    Think back to when you were teenagers. Lots of *adults** would try to help you, tell you not to party so much, to save your money, to go to school, WHATEVER. Did you change? Yes, eventually. Probably not directly because of the people telling you what to do but because the situation changed (you got older and had responsibilities etc).

    People and civilizations can’t be made to change, there has to be a reason to, there has to be something that happens. Some social pressures are necessary to change things, but social pressures usually press towards the status quo. The best quote that I almost remember is that “Men will behave as badly as women allow them to”.

    Bob L

    • Wade | Vagabond Journey.com

      Right on Bob,

      People need to discover their problems and solutions for themselves. If there are no problems, then there are NO PROBLEMS and there will therefore need no solutions.

      To paraphrase something that Andy Hobotraveler.com said to me in the Dominican Republic before going to Haiti:

      It is difficult to give aid to Haiti, if you tell them to do something differently because their babies die, they say ‘what is the problem, our babies have always died?’

      And this is the often the dividing crux between cultures: the point where you find a problem and seek solutions. In the USA, the people are problem heavy — we find problems seemingly for sport, but we also often make lots of solutions. In many other countries, problems are just shrugged at and allowed to continue unimpeded. The result is that USA people have minds that are tangled up in the problems they are always trying to solve while Haitian people are smiling and joking in the streets.

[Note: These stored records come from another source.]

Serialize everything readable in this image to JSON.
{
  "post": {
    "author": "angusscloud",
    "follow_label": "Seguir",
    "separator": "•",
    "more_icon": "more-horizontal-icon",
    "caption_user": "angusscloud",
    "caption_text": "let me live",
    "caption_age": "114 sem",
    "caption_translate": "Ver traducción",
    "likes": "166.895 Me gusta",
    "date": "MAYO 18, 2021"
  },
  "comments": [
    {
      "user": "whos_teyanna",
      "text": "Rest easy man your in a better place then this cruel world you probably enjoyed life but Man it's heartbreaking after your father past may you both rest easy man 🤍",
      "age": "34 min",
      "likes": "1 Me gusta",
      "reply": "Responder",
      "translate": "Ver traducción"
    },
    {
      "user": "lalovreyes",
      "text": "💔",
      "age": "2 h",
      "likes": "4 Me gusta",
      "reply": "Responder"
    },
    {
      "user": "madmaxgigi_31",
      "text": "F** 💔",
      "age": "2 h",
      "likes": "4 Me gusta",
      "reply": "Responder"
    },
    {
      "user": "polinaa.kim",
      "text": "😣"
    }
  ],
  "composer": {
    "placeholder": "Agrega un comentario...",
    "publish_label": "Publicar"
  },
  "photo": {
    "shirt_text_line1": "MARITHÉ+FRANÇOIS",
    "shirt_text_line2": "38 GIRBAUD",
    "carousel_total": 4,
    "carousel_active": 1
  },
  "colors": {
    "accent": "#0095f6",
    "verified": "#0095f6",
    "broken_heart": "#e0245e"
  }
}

      There is a funny bend to each culture, but they both seem alright to themselves.

      All cultures seem alright to themselves.

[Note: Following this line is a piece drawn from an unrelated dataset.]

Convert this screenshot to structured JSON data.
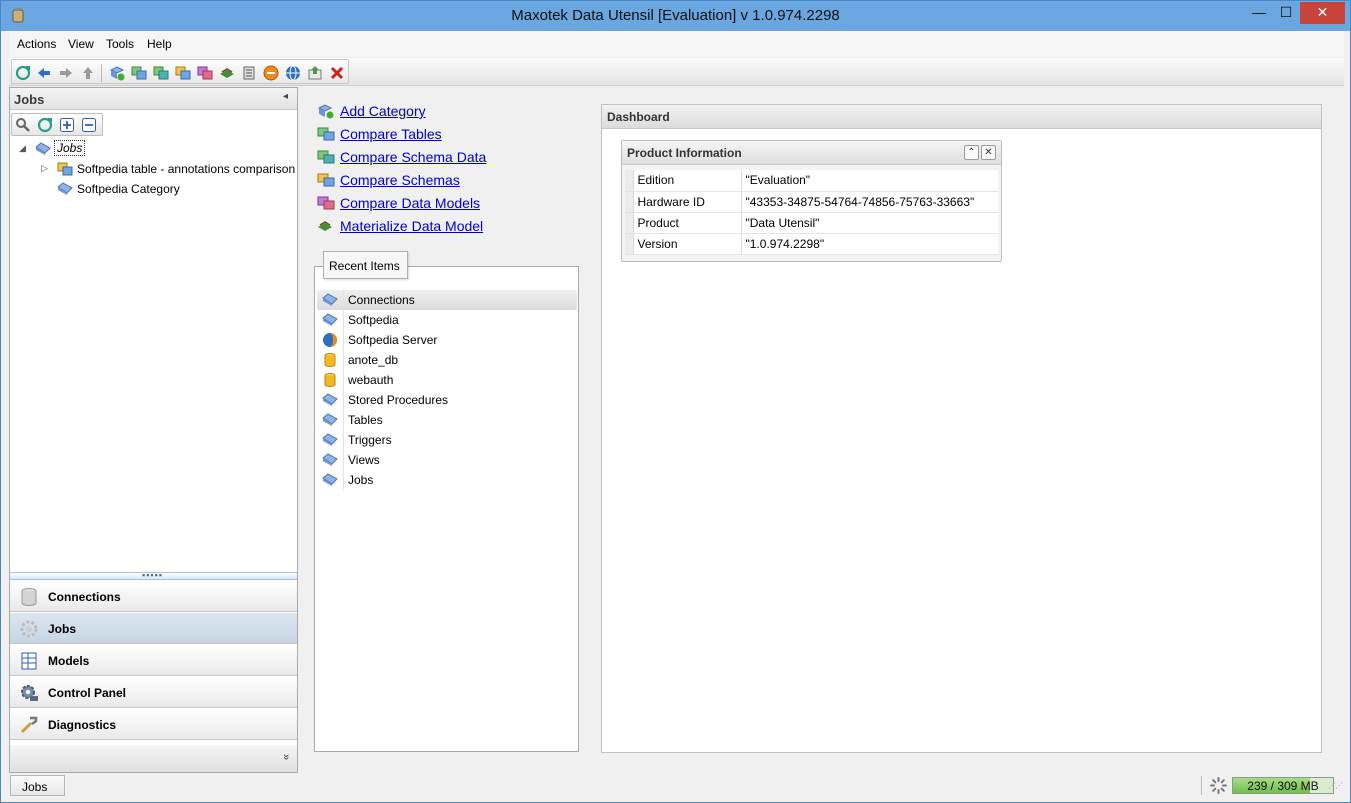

      I like that quote that you ended your comment with — it is true.

      Thanks,

      Wade

  • http://www.aktenamit.org Kathryn

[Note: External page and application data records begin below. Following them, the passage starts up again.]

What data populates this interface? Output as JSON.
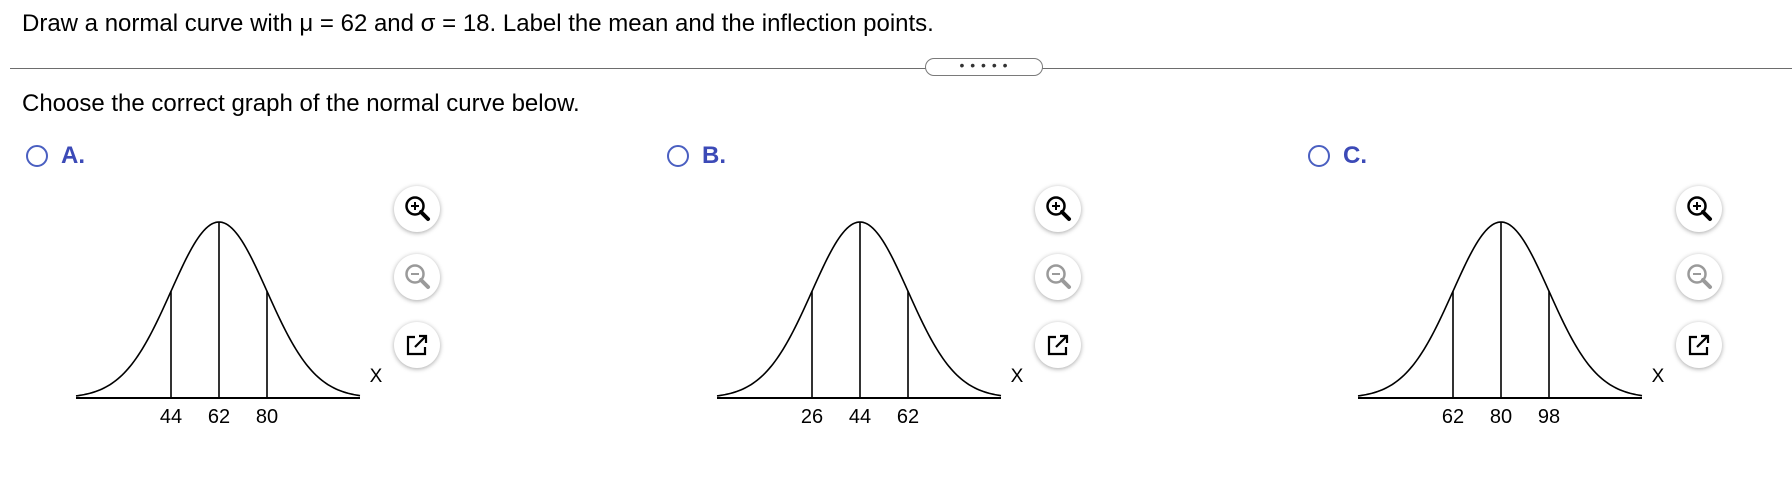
{
  "question": "Draw a normal curve with μ = 62 and σ = 18. Label the mean and the inflection points.",
  "expand_button": "• • • • •",
  "prompt": "Choose the correct graph of the normal curve below.",
  "options": [
    {
      "letter": "A.",
      "axis_label": "X",
      "ticks": [
        "44",
        "62",
        "80"
      ]
    },
    {
      "letter": "B.",
      "axis_label": "X",
      "ticks": [
        "26",
        "44",
        "62"
      ]
    },
    {
      "letter": "C.",
      "axis_label": "X",
      "ticks": [
        "62",
        "80",
        "98"
      ]
    }
  ],
  "tools": [
    "zoom-in-icon",
    "zoom-out-icon",
    "popout-icon"
  ],
  "colors": {
    "option_letter": "#3c4ab7",
    "radio_border": "#4a5fc1",
    "divider": "#6d6d6d"
  }
}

    I am a volunteer with Ak’ Tenamit so I hope to shed some light on the questions in this discussion. Ak’ Tenamit distributed these water filters throughout the Rio Dulce region and they actually are being used to filter water. I would not surprised to learn that they are being used for other purposes at the same time (like the woman using her filter to wash laundry). It is amazing how resourceful people become when they live in the type of poverty that this area faces.

    The success behind these filters lies in the approach that Ak’ Tenamit used to introduce them. Ak’ Tenamit’s employees went into these communities and talked to them about how these filters can decrease the number of deaths related to preventable water-borne illnesses. In fact, they probably visited each village several times and repeated the same talk until the message began to get through. The key to our success was that these presentations were done by people who are from these villages, not foreigners. They speak the local dialect Q’eqchi dialect and can explain the filters from a perspective that the villagers can relate to. They understand why the communities may resist and can address those issues.

    It is not a matter of imposing another culture (the Rotarians simply donated the funding for the filters). Death from water-borne illnesses is one of the biggest killers in this region and once the villagers understand that dirty water leads to death they are more than willing to try a new solution.

    • Wade | Vagabond Journey.com

      Yes, I know about Ak-Tenamit. Please tell Mariah in administration and Jasmine and Omar in medical that Wade says hi and that he misses them.

  • http://www.aktenamit.org Kathryn

    Of course! We have a few articles and videos about them on our blog and YouTube channel if you’d like to see what they’re up to now. http://www.aktenamit.org/blog

    All the best,
    Kathryn

  • http://yahoo.com shivandra shingh yadav

    my name shivandra shingg yaday guna (m.p) india
    i am ngo and intarsted in projact inGuatemala
    in ran my city guna (m.p) india so pls contact to me